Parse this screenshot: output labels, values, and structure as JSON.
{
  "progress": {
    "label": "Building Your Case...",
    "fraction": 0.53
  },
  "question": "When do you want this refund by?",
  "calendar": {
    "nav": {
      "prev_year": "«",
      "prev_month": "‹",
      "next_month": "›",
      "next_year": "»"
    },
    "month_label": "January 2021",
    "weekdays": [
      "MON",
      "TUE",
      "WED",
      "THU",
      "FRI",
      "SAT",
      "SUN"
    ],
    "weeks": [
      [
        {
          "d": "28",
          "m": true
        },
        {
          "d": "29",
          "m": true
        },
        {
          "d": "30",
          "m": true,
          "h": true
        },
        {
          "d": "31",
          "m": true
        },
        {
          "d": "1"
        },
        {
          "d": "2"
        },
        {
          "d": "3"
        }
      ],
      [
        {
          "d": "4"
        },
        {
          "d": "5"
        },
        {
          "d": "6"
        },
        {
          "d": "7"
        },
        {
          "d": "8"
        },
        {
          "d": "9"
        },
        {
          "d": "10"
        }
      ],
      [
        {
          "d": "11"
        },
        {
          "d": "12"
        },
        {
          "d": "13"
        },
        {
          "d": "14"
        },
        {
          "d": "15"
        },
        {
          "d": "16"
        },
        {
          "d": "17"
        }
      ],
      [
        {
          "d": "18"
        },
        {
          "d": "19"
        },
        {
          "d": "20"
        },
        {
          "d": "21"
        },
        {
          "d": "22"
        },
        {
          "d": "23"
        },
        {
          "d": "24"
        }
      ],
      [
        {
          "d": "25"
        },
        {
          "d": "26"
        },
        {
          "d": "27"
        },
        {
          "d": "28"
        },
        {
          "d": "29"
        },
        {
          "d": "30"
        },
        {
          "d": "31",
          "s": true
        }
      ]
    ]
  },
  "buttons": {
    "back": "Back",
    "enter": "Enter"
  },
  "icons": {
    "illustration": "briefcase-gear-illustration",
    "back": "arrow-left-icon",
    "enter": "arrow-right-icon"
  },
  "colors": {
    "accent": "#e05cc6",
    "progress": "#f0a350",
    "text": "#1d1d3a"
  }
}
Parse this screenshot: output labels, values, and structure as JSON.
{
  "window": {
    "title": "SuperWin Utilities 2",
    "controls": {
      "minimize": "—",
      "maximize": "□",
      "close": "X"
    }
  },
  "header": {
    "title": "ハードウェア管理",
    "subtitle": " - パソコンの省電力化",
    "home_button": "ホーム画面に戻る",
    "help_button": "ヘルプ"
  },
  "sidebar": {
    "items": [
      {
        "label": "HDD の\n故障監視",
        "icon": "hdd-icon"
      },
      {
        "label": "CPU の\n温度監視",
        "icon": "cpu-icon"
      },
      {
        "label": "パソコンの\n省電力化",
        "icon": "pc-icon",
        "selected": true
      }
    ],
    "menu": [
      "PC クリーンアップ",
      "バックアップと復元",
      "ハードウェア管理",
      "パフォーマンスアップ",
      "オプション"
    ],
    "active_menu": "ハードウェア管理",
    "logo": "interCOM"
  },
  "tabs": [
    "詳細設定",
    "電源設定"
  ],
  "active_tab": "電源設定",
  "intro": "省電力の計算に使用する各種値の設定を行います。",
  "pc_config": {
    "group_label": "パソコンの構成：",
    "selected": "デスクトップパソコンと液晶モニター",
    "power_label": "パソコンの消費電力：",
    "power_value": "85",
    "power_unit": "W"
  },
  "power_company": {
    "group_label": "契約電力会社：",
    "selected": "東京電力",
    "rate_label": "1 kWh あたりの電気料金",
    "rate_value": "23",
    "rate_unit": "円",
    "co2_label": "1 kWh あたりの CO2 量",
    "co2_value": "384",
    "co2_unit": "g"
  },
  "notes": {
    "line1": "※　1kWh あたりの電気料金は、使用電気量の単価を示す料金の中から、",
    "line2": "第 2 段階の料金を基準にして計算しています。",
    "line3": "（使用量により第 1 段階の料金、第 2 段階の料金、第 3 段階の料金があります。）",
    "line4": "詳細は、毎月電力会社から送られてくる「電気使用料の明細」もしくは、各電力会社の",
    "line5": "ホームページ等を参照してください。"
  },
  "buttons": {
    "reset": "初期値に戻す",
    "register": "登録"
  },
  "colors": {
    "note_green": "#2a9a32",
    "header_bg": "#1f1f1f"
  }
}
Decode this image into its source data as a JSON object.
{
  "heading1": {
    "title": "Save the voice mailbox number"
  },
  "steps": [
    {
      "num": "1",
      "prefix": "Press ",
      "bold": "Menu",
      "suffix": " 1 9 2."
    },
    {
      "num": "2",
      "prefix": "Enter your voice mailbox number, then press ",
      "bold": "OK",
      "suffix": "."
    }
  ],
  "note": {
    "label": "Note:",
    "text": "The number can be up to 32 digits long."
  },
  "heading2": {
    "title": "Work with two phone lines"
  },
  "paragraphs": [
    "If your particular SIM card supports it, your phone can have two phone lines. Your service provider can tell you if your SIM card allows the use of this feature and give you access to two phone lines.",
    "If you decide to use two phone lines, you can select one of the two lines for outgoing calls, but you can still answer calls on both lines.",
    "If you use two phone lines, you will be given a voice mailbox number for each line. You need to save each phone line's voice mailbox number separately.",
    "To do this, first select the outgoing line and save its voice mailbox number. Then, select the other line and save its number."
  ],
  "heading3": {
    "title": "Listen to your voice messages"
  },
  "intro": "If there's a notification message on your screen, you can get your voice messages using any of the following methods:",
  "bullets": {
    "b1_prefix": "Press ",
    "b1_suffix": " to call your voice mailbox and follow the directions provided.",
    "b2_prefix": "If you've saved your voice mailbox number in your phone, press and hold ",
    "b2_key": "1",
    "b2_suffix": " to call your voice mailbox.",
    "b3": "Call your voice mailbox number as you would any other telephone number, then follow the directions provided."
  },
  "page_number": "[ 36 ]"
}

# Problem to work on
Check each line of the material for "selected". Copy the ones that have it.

# Task solution
        "selected": true
    "selected": "デスクトップパソコンと液晶モニター",
    "selected": "東京電力",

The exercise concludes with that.